→ Instructions for the task
Return every record below exactly as given, images excluded.

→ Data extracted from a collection
---*---
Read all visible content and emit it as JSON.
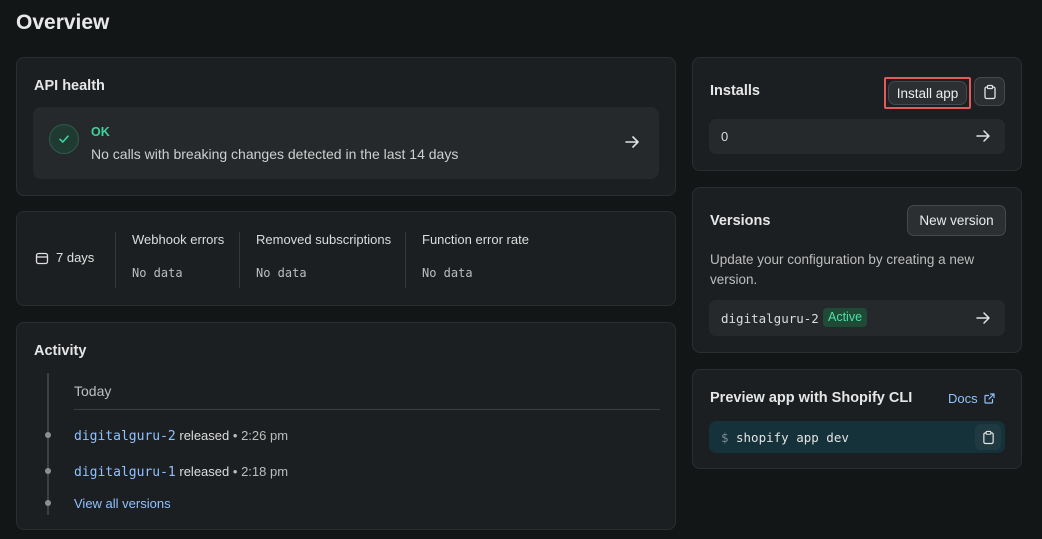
{
  "page": {
    "title": "Overview"
  },
  "api_health": {
    "title": "API health",
    "status": "OK",
    "description": "No calls with breaking changes detected in the last 14 days",
    "status_color": "#3fd29a",
    "icons": {
      "status": "check-circle-icon",
      "arrow": "arrow-right-icon"
    }
  },
  "metrics": {
    "range_label": "7 days",
    "range_icon": "calendar-icon",
    "items": [
      {
        "label": "Webhook errors",
        "value": "No data"
      },
      {
        "label": "Removed subscriptions",
        "value": "No data"
      },
      {
        "label": "Function error rate",
        "value": "No data"
      }
    ]
  },
  "activity": {
    "title": "Activity",
    "group_label": "Today",
    "items": [
      {
        "version": "digitalguru-2",
        "action": "released",
        "separator": "•",
        "time": "2:26 pm"
      },
      {
        "version": "digitalguru-1",
        "action": "released",
        "separator": "•",
        "time": "2:18 pm"
      }
    ],
    "view_all_label": "View all versions"
  },
  "installs": {
    "title": "Installs",
    "install_button_label": "Install app",
    "copy_icon": "clipboard-icon",
    "count": "0"
  },
  "versions": {
    "title": "Versions",
    "new_version_label": "New version",
    "description": "Update your configuration by creating a new version.",
    "current": {
      "name": "digitalguru-2",
      "badge": "Active"
    },
    "badge_color": "#4fe0a5"
  },
  "preview": {
    "title": "Preview app with Shopify CLI",
    "docs_label": "Docs",
    "docs_icon": "external-link-icon",
    "prompt": "$",
    "command": "shopify app dev",
    "copy_icon": "clipboard-icon"
  },
  "colors": {
    "background": "#131617",
    "card": "#1c1f21",
    "link": "#8fc1ff",
    "highlight_border": "#e25b5b"
  }
}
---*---
→ Response
Read all visible content and emit it as JSON.
{
  "page": {
    "title": "Overview"
  },
  "api_health": {
    "title": "API health",
    "status": "OK",
    "description": "No calls with breaking changes detected in the last 14 days",
    "status_color": "#3fd29a",
    "icons": {
      "status": "check-circle-icon",
      "arrow": "arrow-right-icon"
    }
  },
  "metrics": {
    "range_label": "7 days",
    "range_icon": "calendar-icon",
    "items": [
      {
        "label": "Webhook errors",
        "value": "No data"
      },
      {
        "label": "Removed subscriptions",
        "value": "No data"
      },
      {
        "label": "Function error rate",
        "value": "No data"
      }
    ]
  },
  "activity": {
    "title": "Activity",
    "group_label": "Today",
    "items": [
      {
        "version": "digitalguru-2",
        "action": "released",
        "separator": "•",
        "time": "2:26 pm"
      },
      {
        "version": "digitalguru-1",
        "action": "released",
        "separator": "•",
        "time": "2:18 pm"
      }
    ],
    "view_all_label": "View all versions"
  },
  "installs": {
    "title": "Installs",
    "install_button_label": "Install app",
    "copy_icon": "clipboard-icon",
    "count": "0"
  },
  "versions": {
    "title": "Versions",
    "new_version_label": "New version",
    "description": "Update your configuration by creating a new version.",
    "current": {
      "name": "digitalguru-2",
      "badge": "Active"
    },
    "badge_color": "#4fe0a5"
  },
  "preview": {
    "title": "Preview app with Shopify CLI",
    "docs_label": "Docs",
    "docs_icon": "external-link-icon",
    "prompt": "$",
    "command": "shopify app dev",
    "copy_icon": "clipboard-icon"
  },
  "colors": {
    "background": "#131617",
    "card": "#1c1f21",
    "link": "#8fc1ff",
    "highlight_border": "#e25b5b"
  }
}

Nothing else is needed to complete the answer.